[RECORDS PROVIDED]
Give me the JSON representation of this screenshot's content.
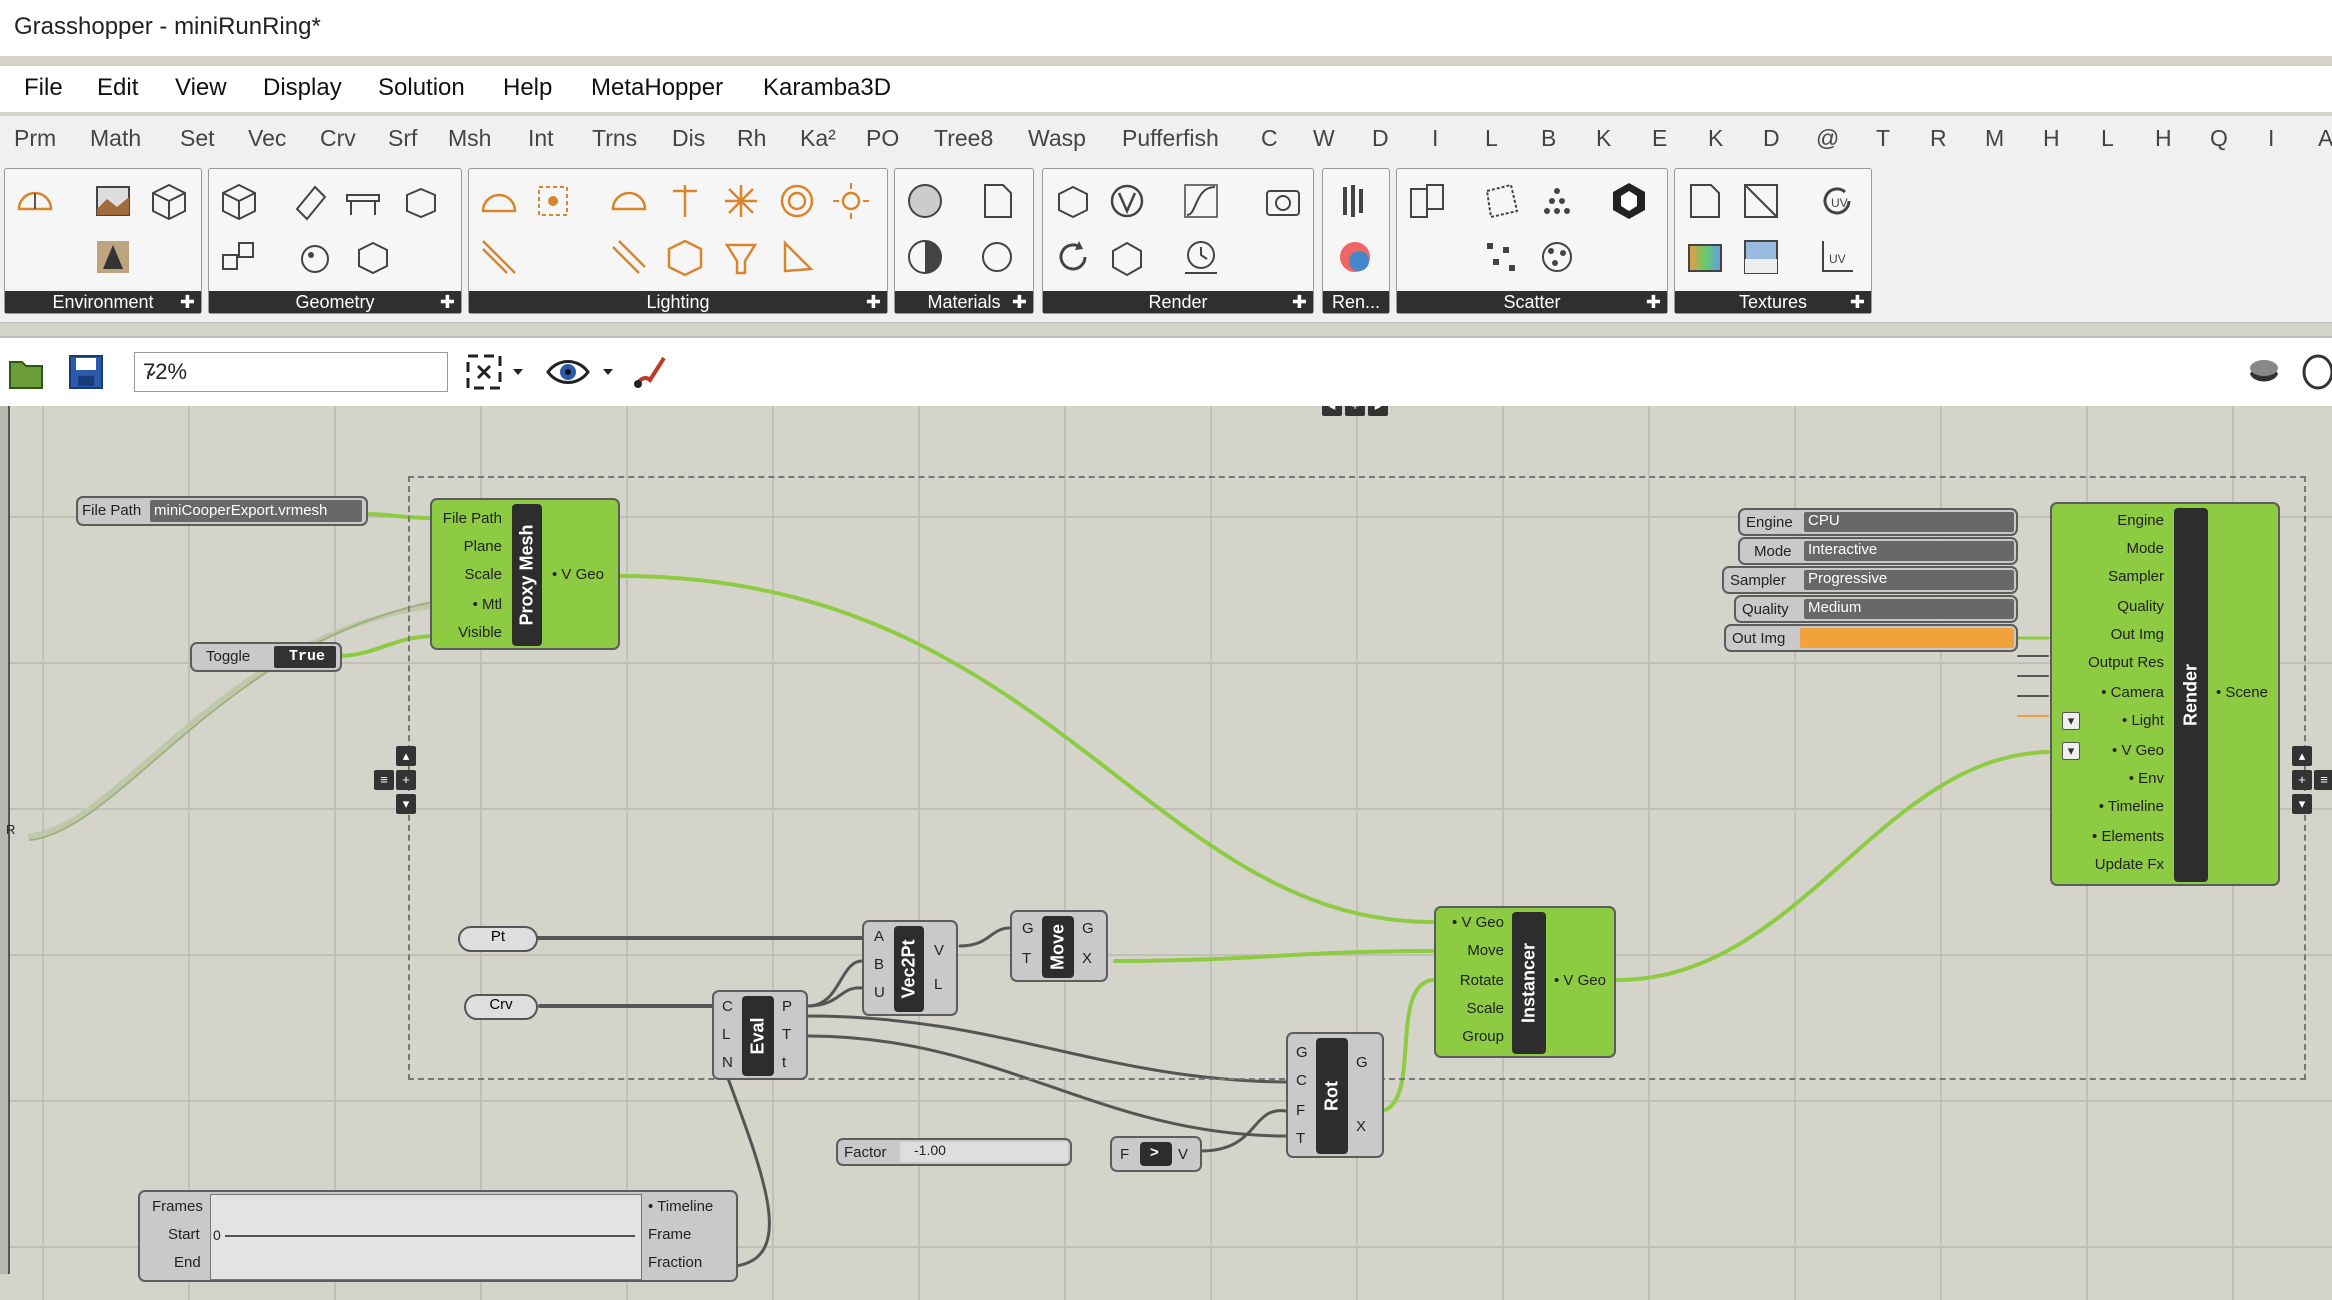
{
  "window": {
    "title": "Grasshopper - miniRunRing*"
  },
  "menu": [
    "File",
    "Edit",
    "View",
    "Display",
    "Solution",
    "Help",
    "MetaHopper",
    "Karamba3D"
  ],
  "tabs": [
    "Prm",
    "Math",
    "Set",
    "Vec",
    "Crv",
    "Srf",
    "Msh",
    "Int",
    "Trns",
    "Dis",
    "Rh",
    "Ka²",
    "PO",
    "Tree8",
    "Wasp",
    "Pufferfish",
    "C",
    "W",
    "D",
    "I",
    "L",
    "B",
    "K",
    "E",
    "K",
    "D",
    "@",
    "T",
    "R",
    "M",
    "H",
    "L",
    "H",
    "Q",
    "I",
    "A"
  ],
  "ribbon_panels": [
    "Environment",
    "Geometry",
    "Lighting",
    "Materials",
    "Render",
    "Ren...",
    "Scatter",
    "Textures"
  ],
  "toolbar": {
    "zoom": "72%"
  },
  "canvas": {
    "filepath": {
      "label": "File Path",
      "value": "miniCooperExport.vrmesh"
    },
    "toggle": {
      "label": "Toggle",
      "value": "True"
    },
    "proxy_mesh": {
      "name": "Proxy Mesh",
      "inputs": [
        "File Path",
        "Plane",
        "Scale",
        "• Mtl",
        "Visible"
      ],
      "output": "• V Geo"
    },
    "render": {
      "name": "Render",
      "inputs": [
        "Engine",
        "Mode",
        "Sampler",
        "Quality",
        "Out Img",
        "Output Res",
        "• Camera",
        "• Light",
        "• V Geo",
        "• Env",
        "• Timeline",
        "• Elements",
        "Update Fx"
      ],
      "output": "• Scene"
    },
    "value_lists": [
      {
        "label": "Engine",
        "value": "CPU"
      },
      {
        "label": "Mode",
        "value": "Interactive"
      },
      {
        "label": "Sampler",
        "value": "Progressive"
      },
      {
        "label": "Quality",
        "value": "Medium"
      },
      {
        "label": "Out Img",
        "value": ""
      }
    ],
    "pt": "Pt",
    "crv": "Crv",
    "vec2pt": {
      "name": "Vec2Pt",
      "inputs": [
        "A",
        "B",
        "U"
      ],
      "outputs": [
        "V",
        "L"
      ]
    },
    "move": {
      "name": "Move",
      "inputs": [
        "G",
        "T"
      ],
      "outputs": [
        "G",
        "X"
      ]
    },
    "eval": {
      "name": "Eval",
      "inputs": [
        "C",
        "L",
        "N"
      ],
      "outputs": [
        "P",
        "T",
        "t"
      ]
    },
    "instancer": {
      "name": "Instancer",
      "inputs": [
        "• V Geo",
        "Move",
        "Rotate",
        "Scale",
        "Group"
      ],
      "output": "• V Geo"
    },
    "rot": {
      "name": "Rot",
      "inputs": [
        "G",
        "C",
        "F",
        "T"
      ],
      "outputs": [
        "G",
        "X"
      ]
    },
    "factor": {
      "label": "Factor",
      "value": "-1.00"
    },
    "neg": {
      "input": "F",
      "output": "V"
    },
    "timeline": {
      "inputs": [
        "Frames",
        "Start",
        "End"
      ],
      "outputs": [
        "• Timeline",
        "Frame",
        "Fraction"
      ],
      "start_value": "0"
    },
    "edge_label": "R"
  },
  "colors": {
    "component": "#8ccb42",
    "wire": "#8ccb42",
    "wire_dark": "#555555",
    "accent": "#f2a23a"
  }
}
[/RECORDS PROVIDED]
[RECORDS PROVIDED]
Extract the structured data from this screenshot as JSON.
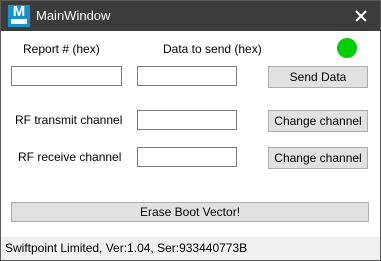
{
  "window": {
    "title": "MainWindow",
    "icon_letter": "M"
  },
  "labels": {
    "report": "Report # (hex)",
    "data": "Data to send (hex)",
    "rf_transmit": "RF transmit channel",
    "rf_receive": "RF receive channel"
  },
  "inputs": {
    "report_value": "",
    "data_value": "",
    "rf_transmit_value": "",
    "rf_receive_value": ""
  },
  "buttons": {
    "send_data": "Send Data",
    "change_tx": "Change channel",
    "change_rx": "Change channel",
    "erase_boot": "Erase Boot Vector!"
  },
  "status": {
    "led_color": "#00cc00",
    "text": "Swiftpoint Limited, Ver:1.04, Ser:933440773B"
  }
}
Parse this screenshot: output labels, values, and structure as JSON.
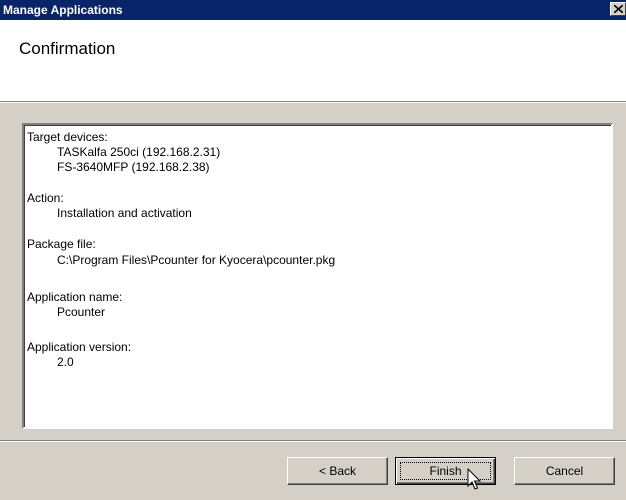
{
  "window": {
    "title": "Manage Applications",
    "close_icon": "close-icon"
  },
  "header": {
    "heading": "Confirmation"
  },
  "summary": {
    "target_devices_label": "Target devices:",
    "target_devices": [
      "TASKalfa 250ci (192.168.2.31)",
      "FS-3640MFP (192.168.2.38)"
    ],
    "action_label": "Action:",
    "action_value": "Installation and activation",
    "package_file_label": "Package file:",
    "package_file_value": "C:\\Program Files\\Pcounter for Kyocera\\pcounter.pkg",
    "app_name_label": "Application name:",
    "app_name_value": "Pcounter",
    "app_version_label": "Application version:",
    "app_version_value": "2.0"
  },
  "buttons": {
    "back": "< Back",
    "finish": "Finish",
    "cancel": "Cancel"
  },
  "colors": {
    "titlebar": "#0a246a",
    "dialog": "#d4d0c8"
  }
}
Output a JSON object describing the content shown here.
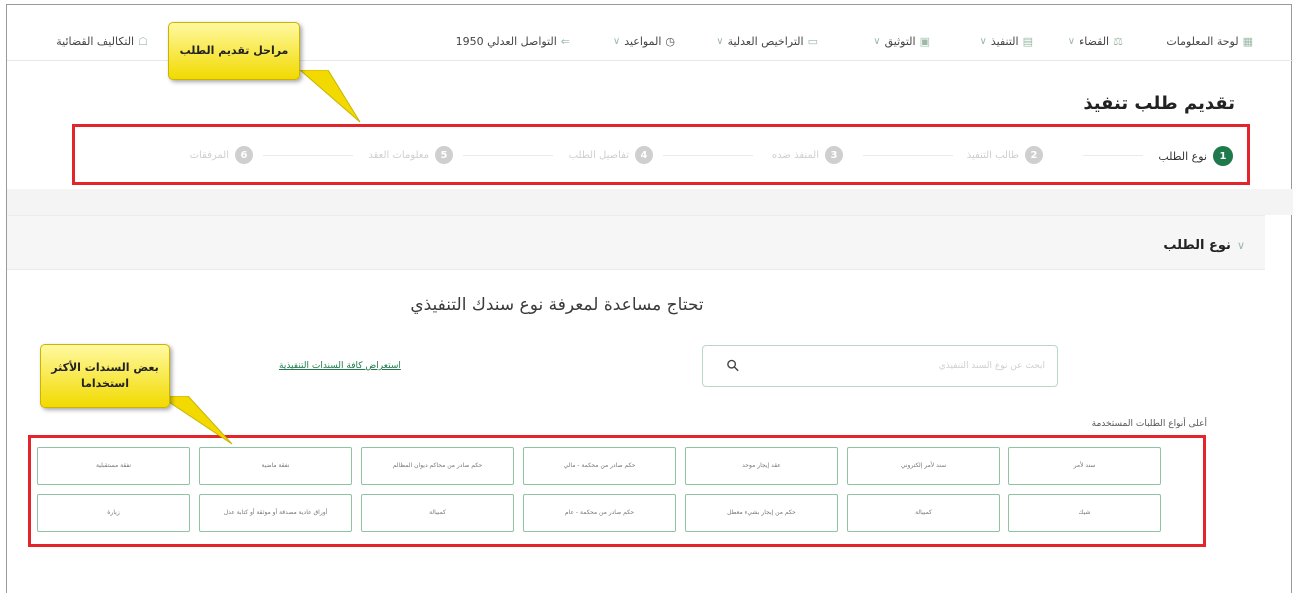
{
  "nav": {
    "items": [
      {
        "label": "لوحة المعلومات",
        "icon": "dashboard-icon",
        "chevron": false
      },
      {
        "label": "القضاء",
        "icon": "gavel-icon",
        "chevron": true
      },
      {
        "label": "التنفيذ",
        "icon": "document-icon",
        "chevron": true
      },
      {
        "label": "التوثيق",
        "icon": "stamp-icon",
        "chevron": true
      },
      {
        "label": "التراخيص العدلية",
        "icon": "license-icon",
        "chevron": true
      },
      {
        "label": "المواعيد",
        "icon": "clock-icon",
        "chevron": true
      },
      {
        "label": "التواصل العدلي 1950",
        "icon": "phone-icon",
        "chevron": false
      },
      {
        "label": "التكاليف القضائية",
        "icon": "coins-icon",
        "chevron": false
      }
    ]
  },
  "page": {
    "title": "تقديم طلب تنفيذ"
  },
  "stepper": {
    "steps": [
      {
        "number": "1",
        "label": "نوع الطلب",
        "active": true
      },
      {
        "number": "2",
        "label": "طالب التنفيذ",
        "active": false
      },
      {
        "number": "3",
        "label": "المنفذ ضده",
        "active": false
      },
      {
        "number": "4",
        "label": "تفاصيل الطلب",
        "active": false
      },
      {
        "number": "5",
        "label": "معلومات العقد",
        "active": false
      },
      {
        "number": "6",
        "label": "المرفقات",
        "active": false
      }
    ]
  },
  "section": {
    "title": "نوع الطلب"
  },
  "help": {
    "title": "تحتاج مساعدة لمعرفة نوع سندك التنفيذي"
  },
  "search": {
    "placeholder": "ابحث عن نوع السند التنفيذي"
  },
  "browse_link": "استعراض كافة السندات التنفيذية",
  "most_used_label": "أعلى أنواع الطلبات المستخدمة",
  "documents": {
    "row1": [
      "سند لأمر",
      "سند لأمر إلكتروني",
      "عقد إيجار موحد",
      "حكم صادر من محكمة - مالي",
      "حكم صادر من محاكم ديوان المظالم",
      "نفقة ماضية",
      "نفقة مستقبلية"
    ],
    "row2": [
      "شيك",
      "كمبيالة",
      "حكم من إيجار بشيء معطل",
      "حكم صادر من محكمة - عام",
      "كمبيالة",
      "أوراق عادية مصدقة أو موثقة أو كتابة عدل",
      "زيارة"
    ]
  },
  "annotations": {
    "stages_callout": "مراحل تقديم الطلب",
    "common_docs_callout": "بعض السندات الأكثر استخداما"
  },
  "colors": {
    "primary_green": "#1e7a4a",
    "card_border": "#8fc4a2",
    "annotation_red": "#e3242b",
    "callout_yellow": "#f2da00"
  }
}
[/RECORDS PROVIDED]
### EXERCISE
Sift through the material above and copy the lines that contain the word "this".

### FINISHED TASK
Give me the JSON representation of this screenshot's content.
Extract the structured data from this screenshot as JSON.
Parse this screenshot: output labels, values, and structure as JSON.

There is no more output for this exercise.